MONTREAL — More grim numbers have emerged at a long-term care facility in suburban Montreal as the Canadian Armed Forces prepared to fan out to nursing homes across a city that has become Canada's COVID-19 epicentre.
So far, 61 of 99 residents at the Residence Herron have tested positive for COVID-19, with some results still pending, according to the regional health authority.
Some of the residents have been hospitalized "because of their condition," said Guillaume Berube, a spokesman for the CIUSSS de l'Ouest-de-l'Ile-de-Montreal.
The new numbers do not include the 31 deaths reported earlier at the facility, which came under provincial trusteeship after reports of appalling conditions at the home.
"Because of the 31 deaths, there's an investigation, and I can confirm that five of them died because of the virus," Berube said in a phone interview Saturday.
As he spoke, 125 military personnel with medical expertise geared up to deploy to nursing homes in the Montreal area after Premier Francois Legault took the unusual step of asking the federal government for assistance from the Canadian Armed Forces.
"For the moment, five long-term care centres in the Greater Montreal area are at the heart of the reconnaissance efforts and the needs analysis will be performed in liaison with the civilian teams on site," the Forces said in a release Saturday.
The regional health authority for Montreal's West Island, which is now overseeing the Residence Herron, confirmed it will receive support from a team of military nurses and orderlies over the next few days.
"A meeting will also take place today to determine which establishments in its jurisdiction will receive this support as a priority," Berube said.
The so-called intervention teams bound for the five long-term care homes in Montreal will be composed of one nurse and 12 technicians, each supported by support staff, the Forces said.
The regional health authority is also partnering with the Canadian Red Cross to organize training for volunteers at nursing homes ravaged by the pandemic.
The Red Cross will train 40 people each day to help residents of the area's long-term care facilities as the virus rages through Quebec, which counts the most confirmed cases of any province at more than 17,500, the health agency said.
The province reports that 805 Quebecers have now died due to the virus, more than half of them in Montreal, where there are more than 8,000 confirmed cases.
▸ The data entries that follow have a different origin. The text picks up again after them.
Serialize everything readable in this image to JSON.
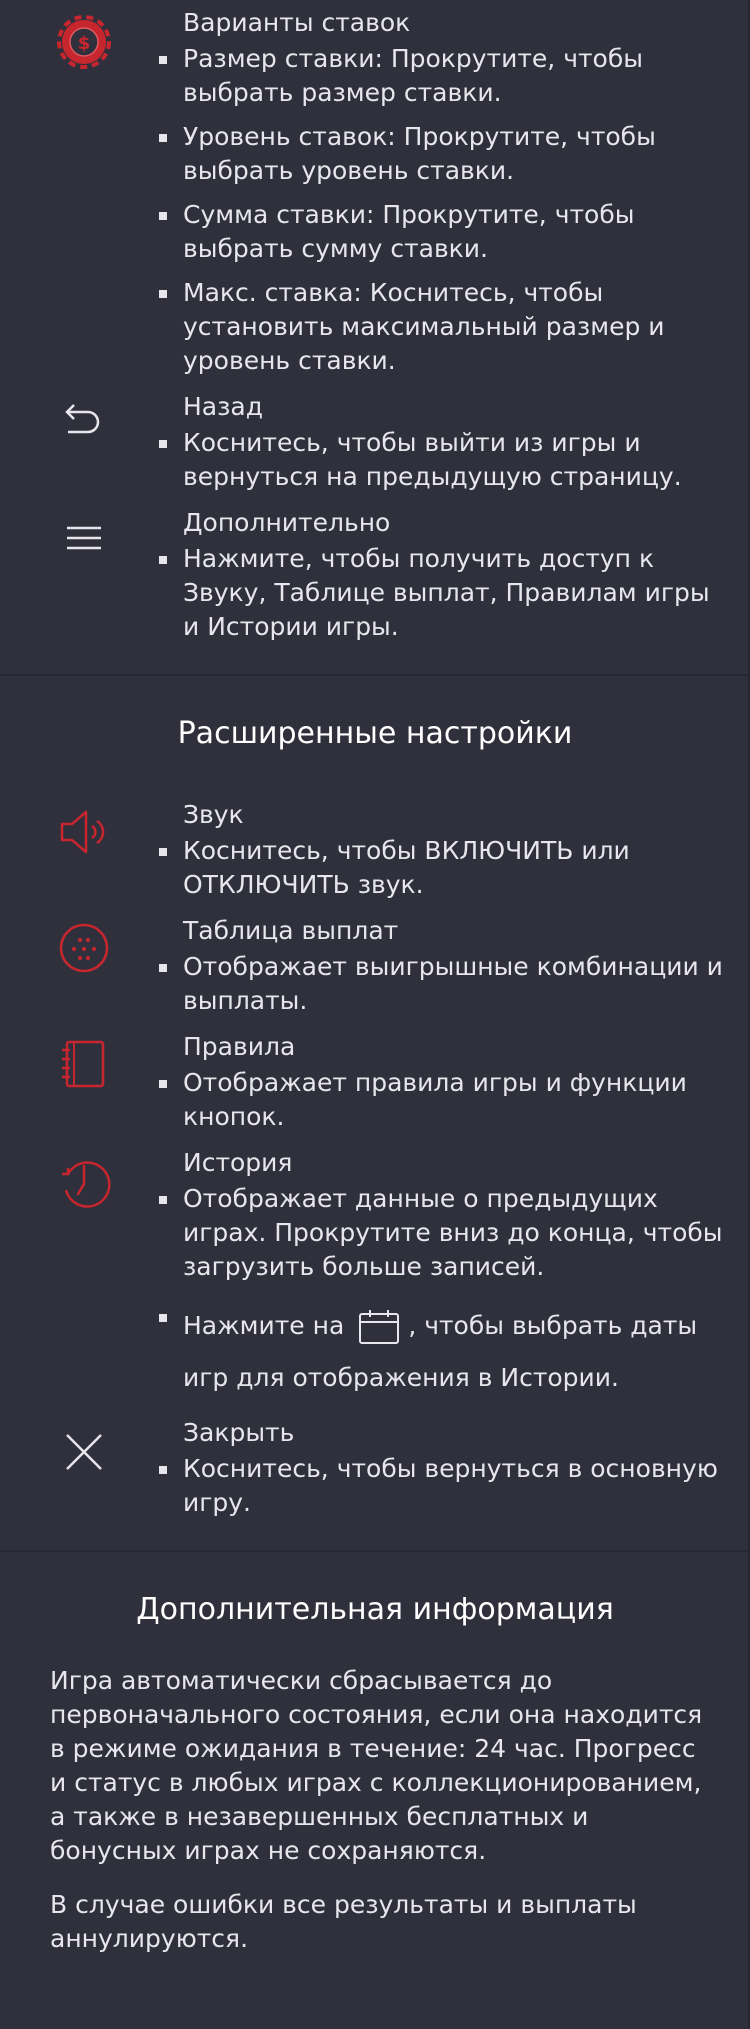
{
  "colors": {
    "background": "#30303c",
    "text": "#e6e6ec",
    "accent_red": "#c8262e",
    "divider": "#282832"
  },
  "controls": {
    "bet_options": {
      "icon": "bet-chip-icon",
      "title": "Варианты ставок",
      "bullets": [
        "Размер ставки: Прокрутите, чтобы выбрать размер ставки.",
        "Уровень ставок: Прокрутите, чтобы выбрать уровень ставки.",
        "Сумма ставки: Прокрутите, чтобы выбрать сумму ставки.",
        "Макс. ставка: Коснитесь, чтобы установить максимальный размер и уровень ставки."
      ]
    },
    "back": {
      "icon": "back-arrow-icon",
      "title": "Назад",
      "bullets": [
        "Коснитесь, чтобы выйти из игры и вернуться на предыдущую страницу."
      ]
    },
    "more": {
      "icon": "menu-icon",
      "title": "Дополнительно",
      "bullets": [
        "Нажмите, чтобы получить доступ к Звуку, Таблице выплат, Правилам игры и Истории игры."
      ]
    }
  },
  "advanced": {
    "title": "Расширенные настройки",
    "sound": {
      "icon": "speaker-icon",
      "title": "Звук",
      "bullets": [
        "Коснитесь, чтобы ВКЛЮЧИТЬ или ОТКЛЮЧИТЬ звук."
      ]
    },
    "paytable": {
      "icon": "paytable-icon",
      "title": "Таблица выплат",
      "bullets": [
        "Отображает выигрышные комбинации и выплаты."
      ]
    },
    "rules": {
      "icon": "notebook-icon",
      "title": "Правила",
      "bullets": [
        "Отображает правила игры и функции кнопок."
      ]
    },
    "history": {
      "icon": "history-clock-icon",
      "title": "История",
      "bullets": [
        "Отображает данные о предыдущих играх. Прокрутите вниз до конца, чтобы загрузить больше записей."
      ],
      "calendar_before": "Нажмите на",
      "calendar_after": ", чтобы выбрать даты игр для отображения в Истории.",
      "calendar_icon": "calendar-icon"
    },
    "close": {
      "icon": "close-icon",
      "title": "Закрыть",
      "bullets": [
        "Коснитесь, чтобы вернуться в основную игру."
      ]
    }
  },
  "additional": {
    "title": "Дополнительная информация",
    "paragraphs": [
      "Игра автоматически сбрасывается до первоначального состояния, если она находится в режиме ожидания в течение: 24 час. Прогресс и статус в любых играх с коллекционированием, а также в незавершенных бесплатных и бонусных играх не сохраняются.",
      "В случае ошибки все результаты и выплаты аннулируются."
    ]
  }
}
Among the dead was the first orderly in Montreal to succumb to the disease, according to the Canadian Union of Public Employees.
The union said the employee, who had more than 25 years of experience and was still on the job one week ago, worked at the Grace Dart nursing home under the same regional health authority that is now responsible for the Residence Herron.
"Know that we are crying with you today, but that tomorrow we will resume the fight on all fronts to ensure that these essential employees can do their jobs safely," said CUPE Quebec president Benoit Bouchard in a release.
The Grace Dart residence has at least 62 confirmed cases of COVID-19, according to government data.
On Thursday, Prime Minister Justin Trudeau said the Red Cross or some of the roughly 30,000 Canadians with medical training who have registered with Health Canada as potential volunteers could be tapped to assist with the crisis.
This report by The Canadian Press was first published April 18, 2020.
Christopher Reynolds, The Canadian Press